"The secret of married happiness lies in everyday things, not in daydreams. It lies in finding the hidden joy of coming home in the evening, in affectionate relations with their children, in the everyday work in which the whole family cooperates." (Conversations 91, 5)

"Christian couples should be aware that they are called to sanctity themselves and to sanctify others, that they are called to be apostles and that their first apostolate is in the home. They should understand that founding a family, educating their children, and exercising a Christian influence in society, are supernatural tasks. The effectiveness and the success of their life – their happiness – depends to a great extent on their awareness of their specific mission. (Conversations, 91, 4)

But they mustn't forget that the secret of married happiness lies in everyday things, not in daydreams. It lies in finding the hidden joy of coming home in the evening, in affectionate relations with their children, in the everyday work in which the whole family cooperates; in good humor in the face of difficulties that should be met with a sporting spirit; in making the best use of all the advantages that civilization offers to help us rear children, to make the house pleasant and life more simple. (Conversations, 91, 5)

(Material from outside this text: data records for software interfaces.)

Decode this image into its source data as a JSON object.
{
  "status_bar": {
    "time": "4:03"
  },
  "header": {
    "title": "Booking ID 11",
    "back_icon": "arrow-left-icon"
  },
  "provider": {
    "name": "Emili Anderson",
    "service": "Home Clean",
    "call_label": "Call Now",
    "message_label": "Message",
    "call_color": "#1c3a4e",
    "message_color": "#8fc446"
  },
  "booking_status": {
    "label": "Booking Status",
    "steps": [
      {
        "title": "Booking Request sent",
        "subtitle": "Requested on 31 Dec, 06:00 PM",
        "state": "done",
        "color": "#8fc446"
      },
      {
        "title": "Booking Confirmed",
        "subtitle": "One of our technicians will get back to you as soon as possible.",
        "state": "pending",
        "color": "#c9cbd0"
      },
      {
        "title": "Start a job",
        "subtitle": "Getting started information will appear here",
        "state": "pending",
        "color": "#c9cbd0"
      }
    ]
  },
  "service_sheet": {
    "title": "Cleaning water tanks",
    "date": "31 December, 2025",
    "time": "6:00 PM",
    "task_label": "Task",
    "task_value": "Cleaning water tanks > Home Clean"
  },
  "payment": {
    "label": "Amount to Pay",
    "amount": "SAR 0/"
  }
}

However, not everything depends on the parents. The children also have to play their part. Young people are always capable of getting enthusiastic about great undertakings, high ideals, and anything that is genuine. They must be helped to understand the simple, natural and often unappreciated beauty of their parents' lives. Children should come to realize, little by little, the sacrifice their parents have made for them, the often heroic self-denial that has gone into raising the family. They should also learn not to over-dramatize, not to think themselves misunderstood nor to forget that they will always be in debt to their parents. And as they will never be able to repay what they owe, their response should be to treat their parents with veneration and grateful filial love. (Conversations, 101, 1)